crime reports.jpgA great example of this process in action is, who was developing an advertising-supported website that allows users to see statistics and a map of crime in their area. After working on the site for many years as a hobby, Greg Whisenant, decided to turn his idea into a business. After the first year and half a million dollars in investment capital, still only had one customer - the Metro DC police, with whom Greg had a personal connection. While negotiating his next round of financing, Greg was introduced to the idea of a Prototype Roadshow as a way to understand what was missing from his product.

So he created a Prototype Roadshow to take his product out to the market and really listen. Greg and his team set up meetings with the full buying panel at four different police agencies, including the police chief, the IT director, the crime analyst, and the police officer. The founders learned that these police departments: 1) were feeling increased pressure to share information with the public about crime statistics, 2) felt the website was ugly and needed to be improved, and 3) absolutely refused to have advertising hosted on the site.
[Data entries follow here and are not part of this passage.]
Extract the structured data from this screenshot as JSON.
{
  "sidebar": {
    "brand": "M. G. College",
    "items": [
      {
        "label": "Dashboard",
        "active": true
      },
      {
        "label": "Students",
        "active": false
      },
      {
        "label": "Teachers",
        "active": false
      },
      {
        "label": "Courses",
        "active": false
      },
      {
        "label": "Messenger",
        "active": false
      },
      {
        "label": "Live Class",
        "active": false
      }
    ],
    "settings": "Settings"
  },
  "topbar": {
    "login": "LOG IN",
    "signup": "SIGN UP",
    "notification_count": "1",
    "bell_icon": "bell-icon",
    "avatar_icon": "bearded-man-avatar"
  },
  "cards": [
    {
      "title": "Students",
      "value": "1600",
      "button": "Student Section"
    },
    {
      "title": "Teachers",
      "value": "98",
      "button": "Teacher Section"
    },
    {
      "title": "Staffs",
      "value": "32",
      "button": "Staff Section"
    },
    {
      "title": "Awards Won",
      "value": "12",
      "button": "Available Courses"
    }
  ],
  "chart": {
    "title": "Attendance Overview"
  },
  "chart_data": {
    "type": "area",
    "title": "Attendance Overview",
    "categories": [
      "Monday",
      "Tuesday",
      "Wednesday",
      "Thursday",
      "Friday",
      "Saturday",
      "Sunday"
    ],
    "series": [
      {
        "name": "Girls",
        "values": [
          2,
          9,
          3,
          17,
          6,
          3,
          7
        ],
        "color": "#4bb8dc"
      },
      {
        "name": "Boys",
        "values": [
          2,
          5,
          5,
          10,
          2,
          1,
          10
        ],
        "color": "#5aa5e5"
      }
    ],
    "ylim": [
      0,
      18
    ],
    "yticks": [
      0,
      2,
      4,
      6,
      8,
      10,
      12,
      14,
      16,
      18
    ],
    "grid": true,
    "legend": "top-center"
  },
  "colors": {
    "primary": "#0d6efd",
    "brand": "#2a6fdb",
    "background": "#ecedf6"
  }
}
Naturally, the team began to despair, but as they continued to listen, they discovered some crucial pieces of information. For one, police officers were actually fascinated by the data possibilities of the website and were truly excitied about the possibility of leveraging the internet to increase the quality of their communication with the citizens of their town. The chiefs of police were interested in leveraging the data to increase the quality of their policing efforts - most departments tracked crime “hot spots” with spreadsheets, cork boards, and colored pins. If the data was hosted online, police chiefs could use a data dashboard to track trends and daily activity. For the first time, police officers could see what had happened on their beat the night before. As it turned out, this was surprisingly difficult for existing departments to do. Sometimes it took up to six months to see what happened the day before. also learned that police agencies would actually pay them to post their data - advertising wasn’t necessary. But they also learned from the IT directors that they needed to significantly improve their security protocols in order to allow to host the data. Lastly, the founders discovered that a touch-and-feel approach was the best approach for selling the new product. By showing a prototype to customers and then listening rather than selling, the team learned crucial facts that had been hidden from view for years.

Greg Whisenant took all the feedback, refined his prototype, and then took it out on the road for another test (the Solution Test). The new website was greatly improved in look and feel and had no advertising. In addition, the team added the concept of a dashboard for the police departments. The feedback from police departments was astonishing. Their customers said things like: “This blows other choices out of the water.” “This is a great idea. You guys have really hit on something here.” “We’ve been trying to do this for years.” “It used to take us six months to get this kind of data. Now we can get it the next day.”

Not only did their customers clamor to sign up, but every-day citizens (whom they also tested in the process) began to respond. Within six months of the re-launch, the website went from being the 10-millionth most popular site to the 10-thousandth most popular website. The number of police departments purchasing the product went from one customer to over 2,000 paying customers in the first three years. Applying the Prototype Roadshow was nothing short of transformational.